One reason for visiting Honfleur was to photograph the Vieux Basin. As the angle I wanted lent itself to an early morning shoot, I was up and on location before sunrise on 3 different mornings. While the light wasn’t what I would call spectacular on any of the mornings, here is one of the shots that I liked.
Another reason for visiting Honfleur is that it is in Normandy, relatively close to the D-Day Beaches. I wanted to learn more about what occurred on June 6, 1944 and to fit things together geographically in a way that only visiting sites can do. We spent two days of our time in Honfleur doing just that.
The first day we drove through the beautiful French countryside to the Pegasus Memorial at Ranville. The Benouville Bridge and a nearby bridge at Ranville were taken just before midnight on June 5th by British Paratroopers and troops that landed in gliders. By taking the two bridges a counter-offensive by the Germans against the Allies at the Normandy Beaches was made more difficult. The Benouville Bridge was renamed the Pegasus Bridge in 1944.

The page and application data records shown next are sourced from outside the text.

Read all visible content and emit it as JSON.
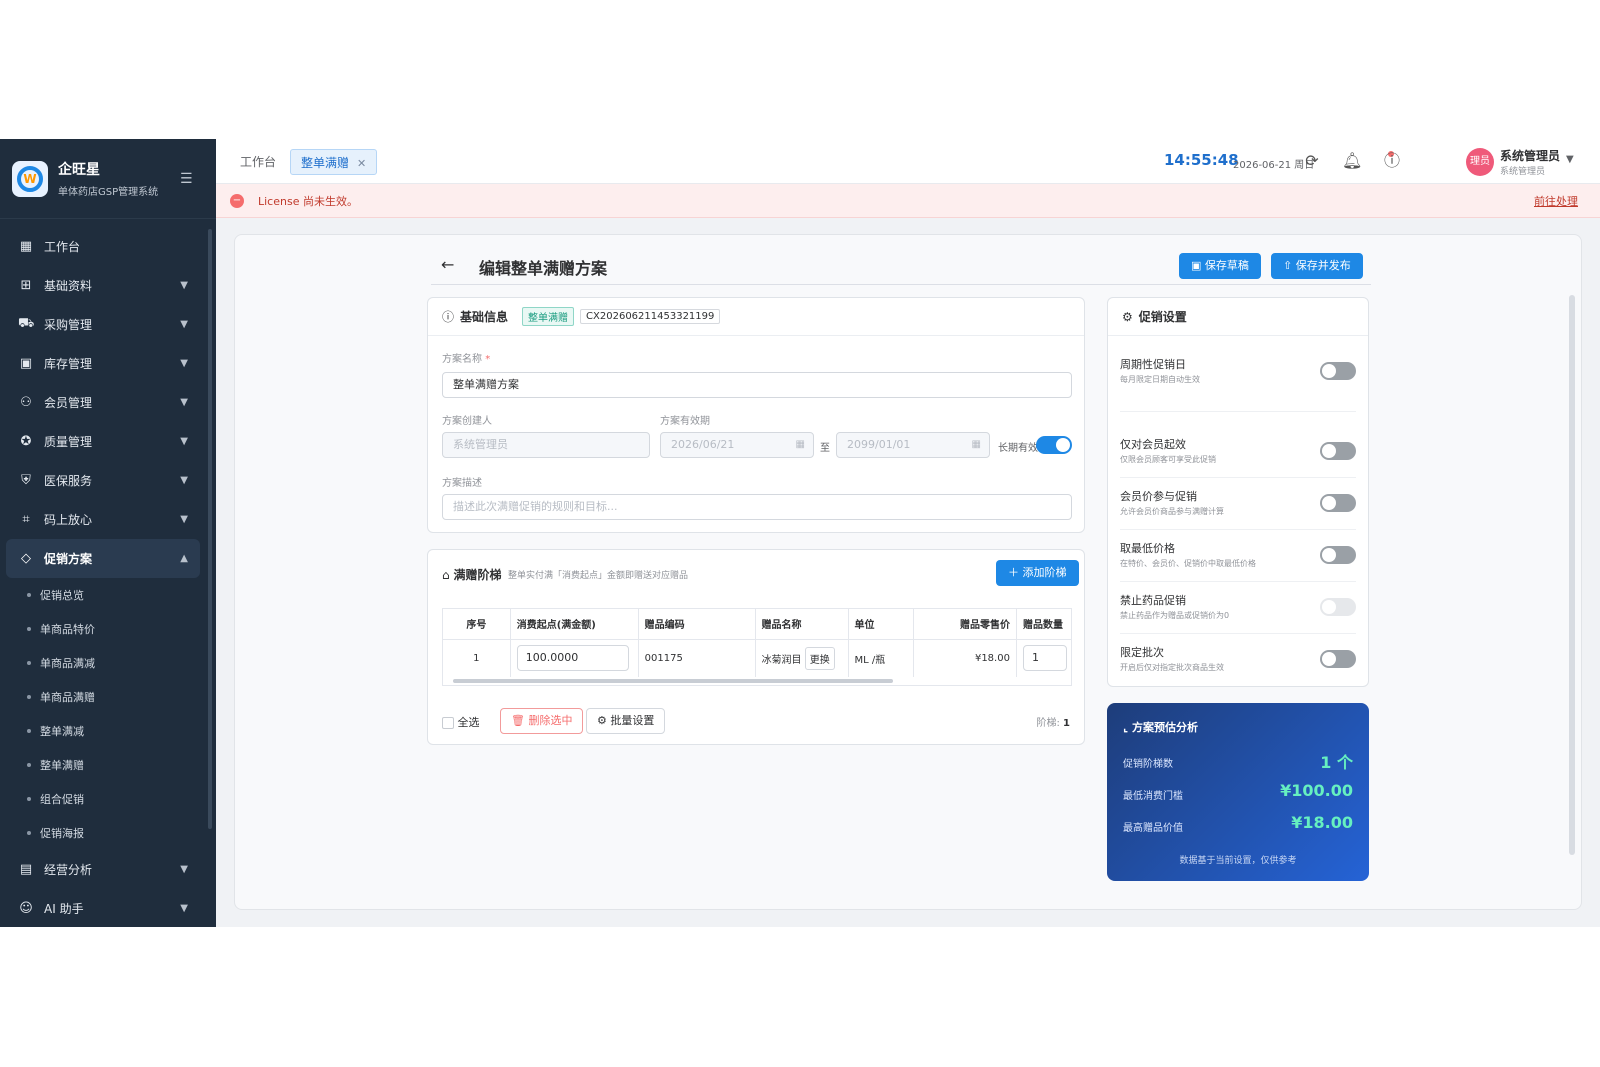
{
  "app": {
    "name": "企旺星",
    "subtitle": "单体药店GSP管理系统"
  },
  "sidebar": {
    "items": [
      {
        "label": "工作台",
        "icon": "dashboard-icon"
      },
      {
        "label": "基础资料",
        "icon": "grid-icon"
      },
      {
        "label": "采购管理",
        "icon": "cart-icon"
      },
      {
        "label": "库存管理",
        "icon": "inventory-icon"
      },
      {
        "label": "会员管理",
        "icon": "members-icon"
      },
      {
        "label": "质量管理",
        "icon": "quality-icon"
      },
      {
        "label": "医保服务",
        "icon": "shield-icon"
      },
      {
        "label": "码上放心",
        "icon": "qrcode-icon"
      },
      {
        "label": "促销方案",
        "icon": "tag-icon"
      },
      {
        "label": "经营分析",
        "icon": "analytics-icon"
      },
      {
        "label": "AI 助手",
        "icon": "robot-icon"
      }
    ],
    "sub_items": [
      "促销总览",
      "单商品特价",
      "单商品满减",
      "单商品满赠",
      "整单满减",
      "整单满赠",
      "组合促销",
      "促销海报"
    ]
  },
  "tabs": {
    "home": "工作台",
    "current": "整单满赠"
  },
  "header": {
    "time": "14:55:48",
    "date": "2026-06-21 周日",
    "user_name": "系统管理员",
    "user_role": "系统管理员",
    "avatar_text": "理员"
  },
  "license": {
    "message": "License 尚未生效。",
    "action": "前往处理"
  },
  "page": {
    "title": "编辑整单满赠方案",
    "save_draft": "保存草稿",
    "save_publish": "保存并发布"
  },
  "basic": {
    "title": "基础信息",
    "tag": "整单满赠",
    "code": "CX202606211453321199",
    "name_label": "方案名称",
    "name_value": "整单满赠方案",
    "creator_label": "方案创建人",
    "creator_value": "系统管理员",
    "period_label": "方案有效期",
    "start_date": "2026/06/21",
    "to": "至",
    "end_date": "2099/01/01",
    "long_term_label": "长期有效",
    "desc_label": "方案描述",
    "desc_placeholder": "描述此次满赠促销的规则和目标..."
  },
  "tiers": {
    "title": "满赠阶梯",
    "hint": "整单实付满「消费起点」金额即赠送对应赠品",
    "add_button": "添加阶梯",
    "columns": [
      "序号",
      "消费起点(满金额)",
      "赠品编码",
      "赠品名称",
      "单位",
      "赠品零售价",
      "赠品数量"
    ],
    "rows": [
      {
        "no": "1",
        "threshold": "100.0000",
        "code": "001175",
        "name": "冰菊润目",
        "replace": "更换",
        "unit": "ML /瓶",
        "price": "¥18.00",
        "qty": "1"
      }
    ],
    "select_all": "全选",
    "delete_selected": "删除选中",
    "batch_set": "批量设置",
    "count_label": "阶梯:",
    "count_value": "1"
  },
  "settings": {
    "title": "促销设置",
    "items": [
      {
        "title": "周期性促销日",
        "desc": "每月限定日期自动生效"
      },
      {
        "title": "仅对会员起效",
        "desc": "仅限会员顾客可享受此促销"
      },
      {
        "title": "会员价参与促销",
        "desc": "允许会员价商品参与满赠计算"
      },
      {
        "title": "取最低价格",
        "desc": "在特价、会员价、促销价中取最低价格"
      },
      {
        "title": "禁止药品促销",
        "desc": "禁止药品作为赠品或促销价为0"
      },
      {
        "title": "限定批次",
        "desc": "开启后仅对指定批次商品生效"
      }
    ]
  },
  "analysis": {
    "title": "方案预估分析",
    "rows": [
      {
        "label": "促销阶梯数",
        "value": "1 个"
      },
      {
        "label": "最低消费门槛",
        "value": "¥100.00"
      },
      {
        "label": "最高赠品价值",
        "value": "¥18.00"
      }
    ],
    "note": "数据基于当前设置，仅供参考"
  }
}
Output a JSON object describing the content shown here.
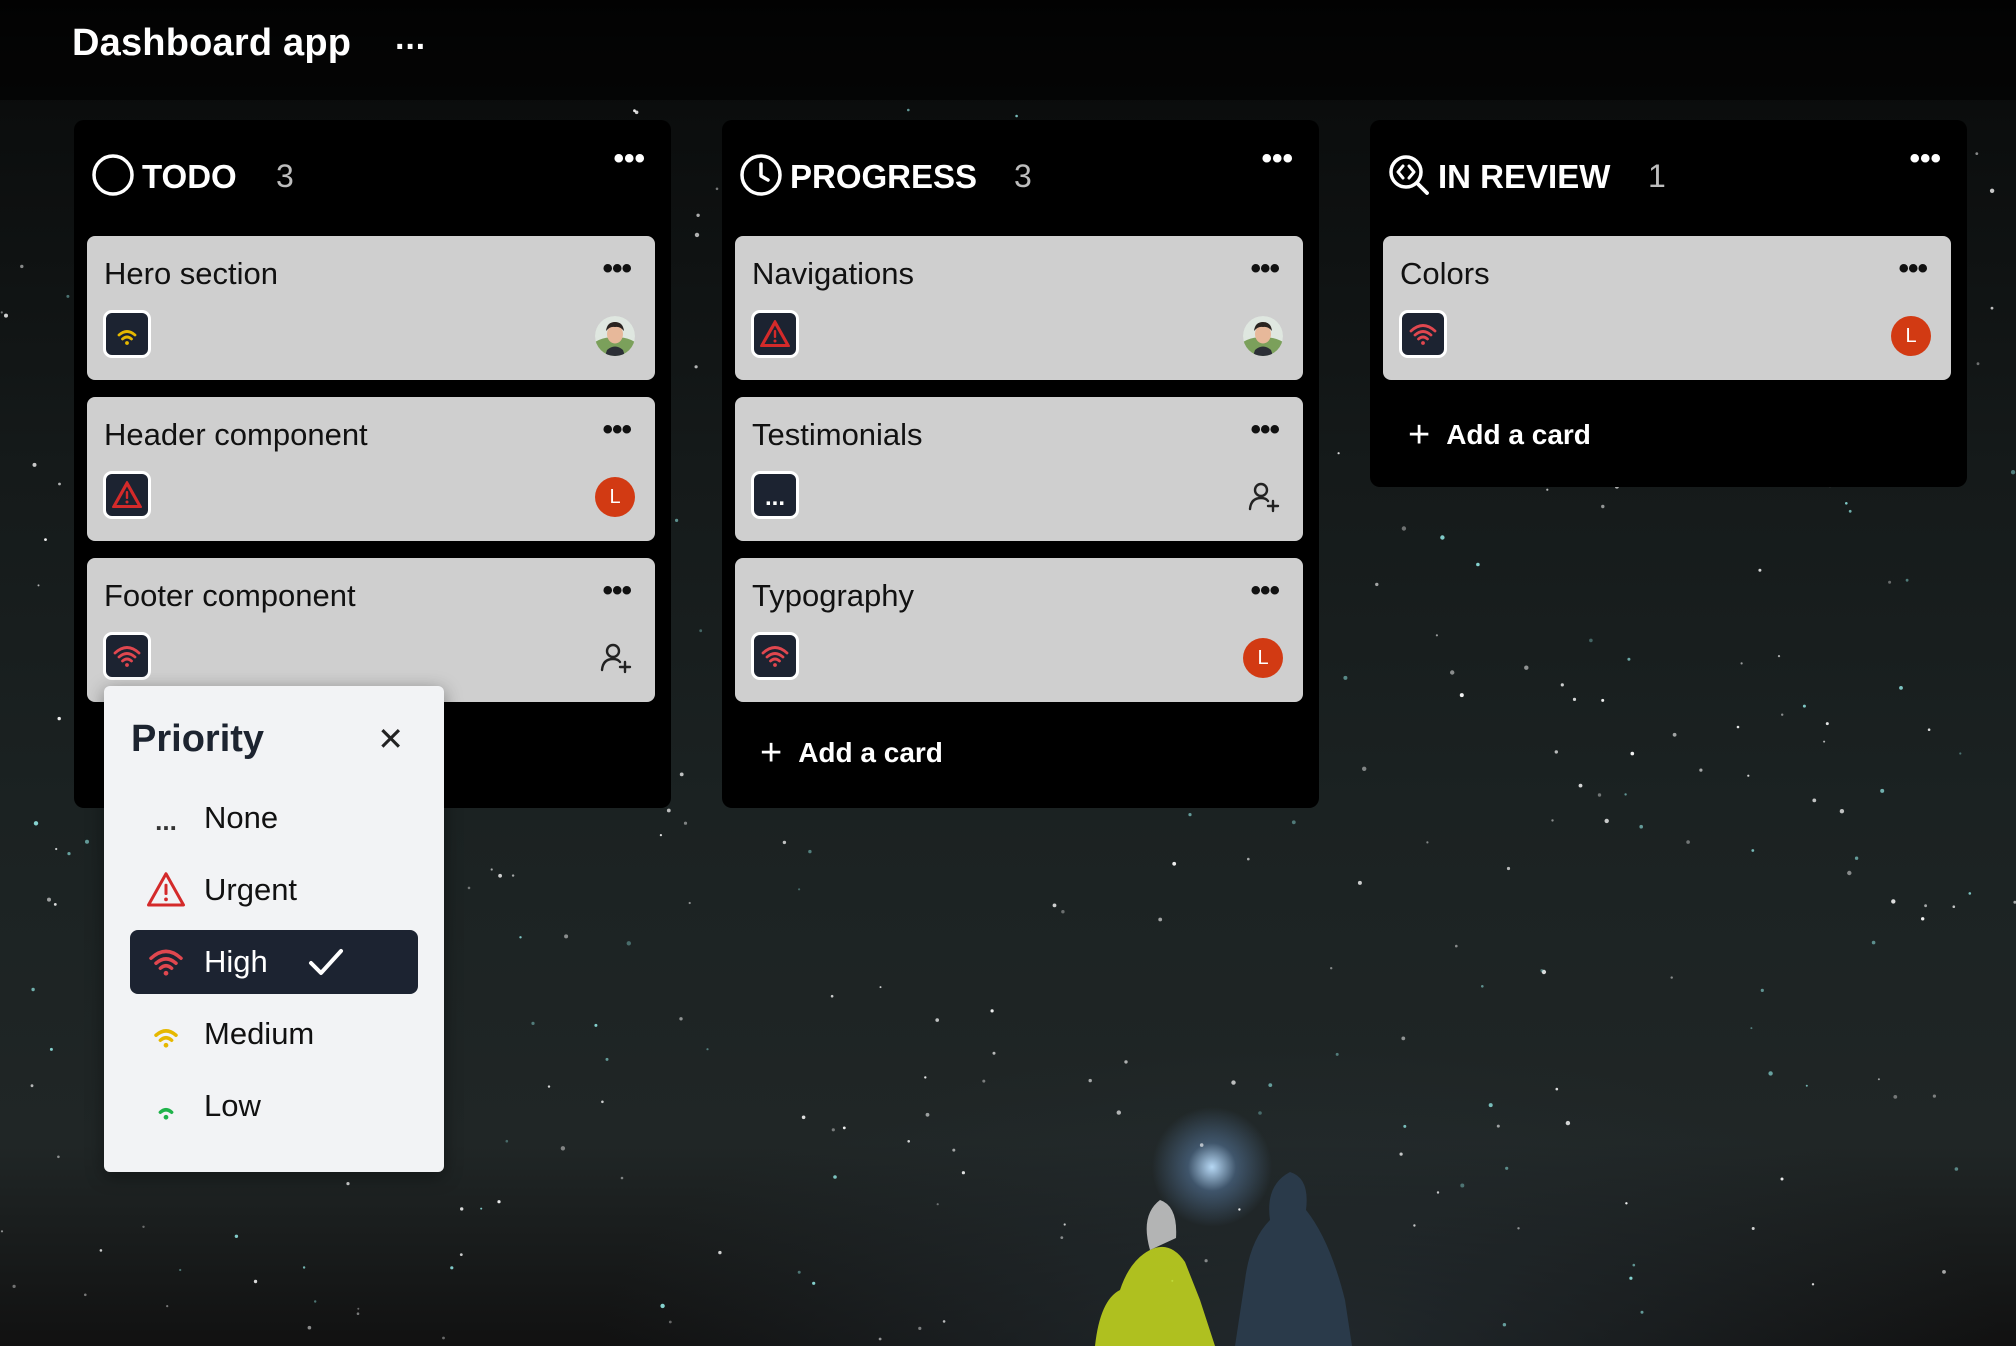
{
  "app": {
    "title": "Dashboard app",
    "more": "···"
  },
  "colors": {
    "urgent": "#d42a2a",
    "high": "#e0474f",
    "medium": "#e6b800",
    "low": "#1fb34a",
    "selected_bg": "#1c2331",
    "avatar_l": "#d23a13"
  },
  "columns": [
    {
      "title": "TODO",
      "count": "3",
      "icon": "circle-icon",
      "cards": [
        {
          "title": "Hero section",
          "priority": "medium",
          "assignee": "photo"
        },
        {
          "title": "Header component",
          "priority": "urgent",
          "assignee": "L"
        },
        {
          "title": "Footer component",
          "priority": "high",
          "assignee": "none"
        }
      ]
    },
    {
      "title": "PROGRESS",
      "count": "3",
      "icon": "clock-icon",
      "cards": [
        {
          "title": "Navigations",
          "priority": "urgent",
          "assignee": "photo"
        },
        {
          "title": "Testimonials",
          "priority": "none",
          "priority_text": "...",
          "assignee": "none"
        },
        {
          "title": "Typography",
          "priority": "high",
          "assignee": "L"
        }
      ],
      "add_card": "Add a card"
    },
    {
      "title": "IN REVIEW",
      "count": "1",
      "icon": "search-review-icon",
      "cards": [
        {
          "title": "Colors",
          "priority": "high",
          "assignee": "L"
        }
      ],
      "add_card": "Add a card"
    }
  ],
  "card_more": "•••",
  "add_plus": "+",
  "priority_menu": {
    "title": "Priority",
    "close": "✕",
    "selected": "High",
    "options": [
      {
        "label": "None",
        "icon": "...",
        "icon_name": "none-dots-icon"
      },
      {
        "label": "Urgent",
        "icon_name": "alert-triangle-icon"
      },
      {
        "label": "High",
        "icon_name": "signal-high-icon"
      },
      {
        "label": "Medium",
        "icon_name": "signal-medium-icon"
      },
      {
        "label": "Low",
        "icon_name": "signal-low-icon"
      }
    ]
  }
}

One thing I didn’t fully appreciate until visiting this museum was the size of the gliders.
Our next stop was the museum at Juno Beach where the Canadian troops came ashore. The museum tells the story of the Canadian troops who captured Juno Beach then continued inland to meet up with British troops. Of the five Allied landing beaches, the Canadians at Juno Beach had advanced the furthest inland by the eve of D-Day.
We finished off the day by visiting the Beny-sur-mer Canadian War Cemetery near Reviers. Here is the final resting place for over 2000 Canadian soldiers killed in the early stage of the Battle of Normandy, most at Juno Beach or on the drive to take Caen. It is a beautiful and peaceful tribute to those young men. It is also an emotional place as you walk along and see the ages at which these young men made the ultimate sacrifice.
The following day began with a short walk on Omaha Beach then a visit to the American Cemetery just above the beach. Entered through the visitors center, the cemetery and grounds are beautifully maintained. Like at the Canadian Cemetery, one tends to get quite somber while walking amongst the grave markers of these brave young men.
A short distance away is the Overlord Museum which we visited after lunch. This museum, similar to the other museums, tells the story of D-Day with emphasis on the American landings at Omaha and Utah beaches. Within the museum is quite a display of both Allied and German equipment and vehicles. It was quite something to get an up close view of things I had only seen in movies.
After establishing themselves in Normandy, the Allies needed a way for supply ships to land vehicles and supplies until they could eventually take control of harbours along the coast. After their landing on Gold Beach, the British quickly took control of Bayeux and nearby Arromanches for the purpose of building an artificial harbour. Our last stop of the day was at Arromanches to view the remains of the artificial or “Mulbery” harbour and to see the film 100 Days of Normandy at the 360 degree theatre. The movie was a good summation of our visits over the past two days.
It is one thing to learn about history in books and films. But I think have found you get a far greater appreciation of it when you visit historical sites and get a feel for not only what happened but also the local geography. For me the D-Day Beaches are no longer just names but real places and I have a better understanding of just where they are. The countryside is so beautiful it is still hard to imagine what took place here.
On the drive back from Arromanches I was struck by the town of Reviers. I had to stop and wander the streets with my camera for a while.
Our final two days in Honfleur were a little quieter and will be the subject of my next post.